__Record set__
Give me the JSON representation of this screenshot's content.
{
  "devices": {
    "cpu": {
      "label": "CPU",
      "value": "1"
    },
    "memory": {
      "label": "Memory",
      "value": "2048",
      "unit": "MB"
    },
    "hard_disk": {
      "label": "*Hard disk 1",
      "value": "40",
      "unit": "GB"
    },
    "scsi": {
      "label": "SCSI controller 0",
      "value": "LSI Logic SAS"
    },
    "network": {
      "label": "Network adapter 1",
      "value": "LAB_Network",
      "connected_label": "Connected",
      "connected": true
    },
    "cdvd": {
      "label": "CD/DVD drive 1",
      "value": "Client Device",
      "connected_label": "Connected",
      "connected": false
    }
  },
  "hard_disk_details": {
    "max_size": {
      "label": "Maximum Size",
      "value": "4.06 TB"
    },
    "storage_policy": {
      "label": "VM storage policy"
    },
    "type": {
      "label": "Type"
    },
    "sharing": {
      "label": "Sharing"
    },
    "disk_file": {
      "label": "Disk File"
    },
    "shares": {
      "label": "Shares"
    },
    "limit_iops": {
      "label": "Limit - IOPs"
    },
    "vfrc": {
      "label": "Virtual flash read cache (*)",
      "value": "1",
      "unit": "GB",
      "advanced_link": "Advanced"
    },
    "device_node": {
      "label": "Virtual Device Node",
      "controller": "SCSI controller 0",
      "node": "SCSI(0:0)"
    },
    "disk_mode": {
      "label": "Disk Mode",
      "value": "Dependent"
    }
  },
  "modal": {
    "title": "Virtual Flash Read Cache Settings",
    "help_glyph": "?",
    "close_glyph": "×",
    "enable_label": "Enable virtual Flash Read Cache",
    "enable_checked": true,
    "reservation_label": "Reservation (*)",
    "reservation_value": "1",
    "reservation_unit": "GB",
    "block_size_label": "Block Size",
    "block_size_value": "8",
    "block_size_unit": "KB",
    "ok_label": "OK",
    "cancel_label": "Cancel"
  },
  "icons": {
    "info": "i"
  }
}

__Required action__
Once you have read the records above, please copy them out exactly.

__Task result__
Give me the JSON representation of this screenshot's content.
{
  "devices": {
    "cpu": {
      "label": "CPU",
      "value": "1"
    },
    "memory": {
      "label": "Memory",
      "value": "2048",
      "unit": "MB"
    },
    "hard_disk": {
      "label": "*Hard disk 1",
      "value": "40",
      "unit": "GB"
    },
    "scsi": {
      "label": "SCSI controller 0",
      "value": "LSI Logic SAS"
    },
    "network": {
      "label": "Network adapter 1",
      "value": "LAB_Network",
      "connected_label": "Connected",
      "connected": true
    },
    "cdvd": {
      "label": "CD/DVD drive 1",
      "value": "Client Device",
      "connected_label": "Connected",
      "connected": false
    }
  },
  "hard_disk_details": {
    "max_size": {
      "label": "Maximum Size",
      "value": "4.06 TB"
    },
    "storage_policy": {
      "label": "VM storage policy"
    },
    "type": {
      "label": "Type"
    },
    "sharing": {
      "label": "Sharing"
    },
    "disk_file": {
      "label": "Disk File"
    },
    "shares": {
      "label": "Shares"
    },
    "limit_iops": {
      "label": "Limit - IOPs"
    },
    "vfrc": {
      "label": "Virtual flash read cache (*)",
      "value": "1",
      "unit": "GB",
      "advanced_link": "Advanced"
    },
    "device_node": {
      "label": "Virtual Device Node",
      "controller": "SCSI controller 0",
      "node": "SCSI(0:0)"
    },
    "disk_mode": {
      "label": "Disk Mode",
      "value": "Dependent"
    }
  },
  "modal": {
    "title": "Virtual Flash Read Cache Settings",
    "help_glyph": "?",
    "close_glyph": "×",
    "enable_label": "Enable virtual Flash Read Cache",
    "enable_checked": true,
    "reservation_label": "Reservation (*)",
    "reservation_value": "1",
    "reservation_unit": "GB",
    "block_size_label": "Block Size",
    "block_size_value": "8",
    "block_size_unit": "KB",
    "ok_label": "OK",
    "cancel_label": "Cancel"
  },
  "icons": {
    "info": "i"
  }
}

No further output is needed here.